Storen has been a workhorse since being drafted in 2009 by the Nationals. He’s been durable, reliable, and is ultimately going to be a major piece of this Nationals team if they truly are going to make a run at the playoffs this year or next. Storen showed a lot of progress from 2010 into 2011, and with another year under his belt he should continue to develop into the anchor of the Nationals bullpen. To think, if not for a certain young starter named Strasburg he’d likely be considered the team’s top selection in the 2009 Draft.

Stephen Strasburg, RHP – With an innings limit expected to be around 160-170, will Strasburg be dominant enough to cause some to question whether he needs to be shut down late in the season?

Strasburg’s story is one we don’t have to delve too much into. He’s been one of the most hyped pitching prospects to reach the Major Leagues in the past 20 years and to date, his performance on the field has justified much of that promise. Tommy John Surgery cost him most of the 2011 season, though he did return quicker than expected and was able to make 5 late season starts last September, including a 10 strikeout performance against the Marlins on the season’s final day. It’s not secret that Washington plans on shutting down Strasburg once he reaches his innings limit, regardless of where they are in the standings, in an effort to preserve his arm for the long haul. What will be interesting is seeing how dominant he is up until that point – and ultimately how many within the mainstream media question the team’s decision to shut him down at the time even though we all know now that it’s going to happen.

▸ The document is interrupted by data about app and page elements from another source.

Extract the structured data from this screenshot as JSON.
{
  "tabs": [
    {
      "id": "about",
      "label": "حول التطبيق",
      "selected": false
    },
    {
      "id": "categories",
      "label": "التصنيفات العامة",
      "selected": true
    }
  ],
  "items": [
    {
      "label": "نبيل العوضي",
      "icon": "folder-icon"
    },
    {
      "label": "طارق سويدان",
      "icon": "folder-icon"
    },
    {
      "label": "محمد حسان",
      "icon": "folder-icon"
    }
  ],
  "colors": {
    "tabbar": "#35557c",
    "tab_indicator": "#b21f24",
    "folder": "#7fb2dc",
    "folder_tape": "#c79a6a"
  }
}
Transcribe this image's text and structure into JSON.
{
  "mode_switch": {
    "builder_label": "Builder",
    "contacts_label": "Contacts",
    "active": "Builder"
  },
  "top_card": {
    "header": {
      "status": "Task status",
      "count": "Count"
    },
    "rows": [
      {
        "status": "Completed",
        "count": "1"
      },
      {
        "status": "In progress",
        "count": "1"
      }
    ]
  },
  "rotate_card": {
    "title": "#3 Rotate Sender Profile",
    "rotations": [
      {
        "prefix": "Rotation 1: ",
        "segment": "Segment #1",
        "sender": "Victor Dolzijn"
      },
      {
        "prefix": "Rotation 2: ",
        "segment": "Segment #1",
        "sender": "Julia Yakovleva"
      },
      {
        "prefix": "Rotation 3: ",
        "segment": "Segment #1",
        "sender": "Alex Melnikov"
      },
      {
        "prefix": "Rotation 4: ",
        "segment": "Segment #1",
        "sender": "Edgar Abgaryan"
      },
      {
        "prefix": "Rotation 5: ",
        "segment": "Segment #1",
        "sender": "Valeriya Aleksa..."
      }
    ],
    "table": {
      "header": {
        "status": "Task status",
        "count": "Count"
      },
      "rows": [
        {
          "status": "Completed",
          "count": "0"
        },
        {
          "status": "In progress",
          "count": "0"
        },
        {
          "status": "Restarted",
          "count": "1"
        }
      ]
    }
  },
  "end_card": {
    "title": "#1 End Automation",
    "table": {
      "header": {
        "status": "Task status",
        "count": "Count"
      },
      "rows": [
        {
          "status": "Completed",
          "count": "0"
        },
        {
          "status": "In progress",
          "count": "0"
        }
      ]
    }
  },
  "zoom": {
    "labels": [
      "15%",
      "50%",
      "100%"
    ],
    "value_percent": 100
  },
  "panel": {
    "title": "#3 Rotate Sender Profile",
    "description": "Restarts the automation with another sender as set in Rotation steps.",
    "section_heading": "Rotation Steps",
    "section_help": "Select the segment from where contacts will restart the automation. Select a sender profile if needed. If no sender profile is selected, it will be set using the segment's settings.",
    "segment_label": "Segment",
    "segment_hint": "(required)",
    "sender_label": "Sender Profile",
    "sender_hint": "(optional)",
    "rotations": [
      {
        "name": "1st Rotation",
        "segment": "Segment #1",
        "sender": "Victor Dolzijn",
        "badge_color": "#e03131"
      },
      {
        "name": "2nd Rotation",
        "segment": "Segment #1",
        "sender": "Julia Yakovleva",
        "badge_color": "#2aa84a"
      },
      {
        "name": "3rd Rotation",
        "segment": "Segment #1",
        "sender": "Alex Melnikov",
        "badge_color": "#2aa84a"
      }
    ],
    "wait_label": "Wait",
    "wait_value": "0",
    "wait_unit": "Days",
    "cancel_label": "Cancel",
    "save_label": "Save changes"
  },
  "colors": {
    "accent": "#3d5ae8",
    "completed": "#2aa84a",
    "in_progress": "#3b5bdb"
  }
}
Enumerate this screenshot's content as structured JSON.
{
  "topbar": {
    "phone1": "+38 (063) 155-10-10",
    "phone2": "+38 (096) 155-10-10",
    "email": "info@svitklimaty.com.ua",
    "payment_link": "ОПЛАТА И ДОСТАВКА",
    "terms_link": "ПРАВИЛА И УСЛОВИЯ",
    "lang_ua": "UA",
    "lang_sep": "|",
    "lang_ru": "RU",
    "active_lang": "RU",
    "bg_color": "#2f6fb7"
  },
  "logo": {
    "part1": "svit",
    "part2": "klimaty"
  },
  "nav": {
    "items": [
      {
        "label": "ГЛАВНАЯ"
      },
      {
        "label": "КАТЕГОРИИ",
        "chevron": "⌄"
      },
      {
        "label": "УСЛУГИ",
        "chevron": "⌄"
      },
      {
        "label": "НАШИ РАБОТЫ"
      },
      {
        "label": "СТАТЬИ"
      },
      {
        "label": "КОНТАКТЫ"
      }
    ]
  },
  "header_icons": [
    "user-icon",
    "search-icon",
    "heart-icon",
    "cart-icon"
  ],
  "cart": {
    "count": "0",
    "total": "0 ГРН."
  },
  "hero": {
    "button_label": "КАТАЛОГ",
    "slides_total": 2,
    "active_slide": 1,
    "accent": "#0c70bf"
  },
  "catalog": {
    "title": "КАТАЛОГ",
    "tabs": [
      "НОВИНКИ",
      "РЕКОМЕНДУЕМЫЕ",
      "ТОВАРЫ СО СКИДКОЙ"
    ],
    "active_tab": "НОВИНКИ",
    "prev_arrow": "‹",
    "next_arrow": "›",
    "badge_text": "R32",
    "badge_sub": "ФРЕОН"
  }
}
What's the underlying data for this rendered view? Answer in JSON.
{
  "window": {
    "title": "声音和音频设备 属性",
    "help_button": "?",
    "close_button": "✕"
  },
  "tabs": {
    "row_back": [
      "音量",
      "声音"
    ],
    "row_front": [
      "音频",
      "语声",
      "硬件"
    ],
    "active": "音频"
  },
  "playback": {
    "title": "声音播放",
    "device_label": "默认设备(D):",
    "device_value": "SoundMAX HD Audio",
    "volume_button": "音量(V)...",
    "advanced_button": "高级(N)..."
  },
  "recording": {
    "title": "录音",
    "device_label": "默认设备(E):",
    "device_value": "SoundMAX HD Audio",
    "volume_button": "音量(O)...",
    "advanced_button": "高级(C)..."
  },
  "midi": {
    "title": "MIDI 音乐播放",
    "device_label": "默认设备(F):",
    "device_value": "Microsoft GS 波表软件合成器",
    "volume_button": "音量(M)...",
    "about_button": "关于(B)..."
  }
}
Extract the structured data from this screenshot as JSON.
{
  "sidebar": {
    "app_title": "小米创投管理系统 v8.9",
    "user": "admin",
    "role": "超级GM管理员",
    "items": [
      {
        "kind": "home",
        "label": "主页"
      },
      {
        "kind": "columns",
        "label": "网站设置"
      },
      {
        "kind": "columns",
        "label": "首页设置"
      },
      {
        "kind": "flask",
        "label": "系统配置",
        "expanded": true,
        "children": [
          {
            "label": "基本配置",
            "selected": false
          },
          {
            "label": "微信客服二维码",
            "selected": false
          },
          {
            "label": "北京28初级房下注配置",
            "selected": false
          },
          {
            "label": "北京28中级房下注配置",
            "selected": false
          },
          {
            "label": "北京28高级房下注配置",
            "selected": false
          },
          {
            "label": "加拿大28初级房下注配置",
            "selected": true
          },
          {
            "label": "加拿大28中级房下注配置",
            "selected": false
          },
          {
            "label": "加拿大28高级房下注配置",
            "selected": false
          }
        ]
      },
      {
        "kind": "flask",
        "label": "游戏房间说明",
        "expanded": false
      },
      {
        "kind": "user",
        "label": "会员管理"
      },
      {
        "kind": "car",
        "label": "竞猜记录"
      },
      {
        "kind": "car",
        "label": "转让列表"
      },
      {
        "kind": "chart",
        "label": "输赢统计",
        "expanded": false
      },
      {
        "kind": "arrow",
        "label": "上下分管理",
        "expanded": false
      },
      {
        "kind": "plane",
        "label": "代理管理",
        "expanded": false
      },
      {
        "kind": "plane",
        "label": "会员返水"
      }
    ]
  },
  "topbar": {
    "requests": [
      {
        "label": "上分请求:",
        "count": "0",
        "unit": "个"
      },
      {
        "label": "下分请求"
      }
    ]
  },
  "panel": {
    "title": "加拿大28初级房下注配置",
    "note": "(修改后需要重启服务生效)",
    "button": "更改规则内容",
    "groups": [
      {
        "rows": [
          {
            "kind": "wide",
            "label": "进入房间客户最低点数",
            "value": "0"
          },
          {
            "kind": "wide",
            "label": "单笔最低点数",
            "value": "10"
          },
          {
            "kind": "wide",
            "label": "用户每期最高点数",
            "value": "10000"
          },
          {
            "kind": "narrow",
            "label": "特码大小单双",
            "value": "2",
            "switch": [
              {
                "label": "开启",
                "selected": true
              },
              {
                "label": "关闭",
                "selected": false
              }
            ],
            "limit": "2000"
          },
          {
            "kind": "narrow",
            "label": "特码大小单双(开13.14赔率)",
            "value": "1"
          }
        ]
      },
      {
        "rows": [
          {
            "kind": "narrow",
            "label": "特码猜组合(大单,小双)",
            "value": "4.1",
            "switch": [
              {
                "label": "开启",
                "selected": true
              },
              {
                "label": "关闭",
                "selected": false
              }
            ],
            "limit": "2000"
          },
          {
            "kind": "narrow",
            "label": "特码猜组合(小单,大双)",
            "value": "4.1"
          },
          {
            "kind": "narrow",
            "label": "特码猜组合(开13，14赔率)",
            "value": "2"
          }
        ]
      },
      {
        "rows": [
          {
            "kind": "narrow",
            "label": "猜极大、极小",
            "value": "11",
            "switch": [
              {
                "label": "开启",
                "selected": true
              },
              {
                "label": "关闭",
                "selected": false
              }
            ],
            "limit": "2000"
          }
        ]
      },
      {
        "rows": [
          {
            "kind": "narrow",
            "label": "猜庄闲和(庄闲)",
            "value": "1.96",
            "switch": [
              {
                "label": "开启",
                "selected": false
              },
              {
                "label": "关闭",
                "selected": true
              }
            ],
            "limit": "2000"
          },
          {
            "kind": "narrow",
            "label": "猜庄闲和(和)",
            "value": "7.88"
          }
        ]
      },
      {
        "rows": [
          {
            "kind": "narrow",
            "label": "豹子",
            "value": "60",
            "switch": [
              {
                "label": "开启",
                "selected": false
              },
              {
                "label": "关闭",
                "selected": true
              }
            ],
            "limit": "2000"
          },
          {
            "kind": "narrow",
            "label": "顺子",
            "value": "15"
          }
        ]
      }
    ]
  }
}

Chien-Ming Wang, RHP – Is he finally healthy enough to make it through a full season? If so, can he return to the form that saw him win 19 games in back-to-back seasons as a Yankee in 2006 and 2007?

Wang has made only 11 starts since the middle of the 2009 season due to a bumpy recovery from injury. And while he pitched well enough in those 11 starts last season to warrant being brought back on a one year deal by the Nationals, it still remains uncertain how well his body is going to hold up over the course of a full season. Wang’s original injury was a concern with ankle, suffered while running the bases during an interleague game rather than actually on the mound. But, with so much missed time he’s been unable to keep up with a regular throwing regimen and we don’t know how well his arm will hold moving forward. Best case scenario he proves to be capable of winning 12+ games with 175+ innings of work. Worst case, he blows out his arm a month into the season and forces the organization to tap into the limited starting pitching depth earlier than expected. Both possibilities seem equally as possible.

Jordan Zimmermann, RHP – Freed from the restraints of an innings limit, is this the year that Zimmermann joins the upper echelon of starters in the National League?

Zimmermann has long been considered a premier talent but he’s yet to put it all together at the Major League level. Some of that, however, is due to missing parts of the 2009 and 2010 seasons due to Tommy John Surgery. Another year removed from the procedure, he will finally be unleashed this season and freed from any innings limits. Zimmermann could be poised for a major breakout season in 2012 but has seemingly gone largely under the radar considering his partners in the rotation. Watch him this season, as I think we’re all going to be impressed with what the 25 year old may be capable of doing on the mound now that the kid gloves are off.